Now equipped with the mask (which only seems to whisper to De Ville, and not the others), the detectives travelled to Prof Gordon's lab, where De Ville put the mask on (after his colleagues took the precaution of tying him into his chair). Looking through the eyes of the mask, De Ville could see that he seemed to be standing in a wooden canoe in the middle of a huge swamp, under a strange, kaleidoscopic sky, similar to the one he saw in the red church painting in Mammy Martine's house (see 'Meeting Mammy Martine'). De Ville has stashed the mask in a safety deposit box at the First Bank of the Confederacy in the Central Business District.
That evening, the detectives visited Sanzone's, the Sicilian restaurant controlled by the Black Hand, where they met with Mike the Stick. Although initially unhappy with them for visiting Mammy Martine, the Stick seemed more relaxed when Gordon told him of the shooting of Martine's son, Bon Bon Lescartier, in a previous episode. He seemed to know the square root of nothing about the masks, but given the Red Sect's interest in acquiring them, told the detectives he would be keen to obtain them himself. He accepted that they could borrow them first, but scoffed at any occult powers they might have.
De Ville fuzzily recalls meeting Marburg and speaking with him shortly before De Ville was shot and killed himself. This would have been in 1934. Private investigator Gavin Phillips was also present at that meeting.

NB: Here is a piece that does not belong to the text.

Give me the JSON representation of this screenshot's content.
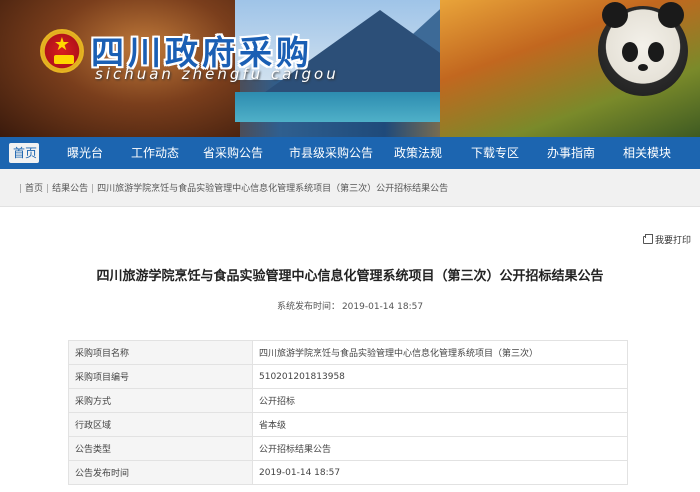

The Stick says he knows of Phillips but says he has not done any work for the Black Hand.
To be continued...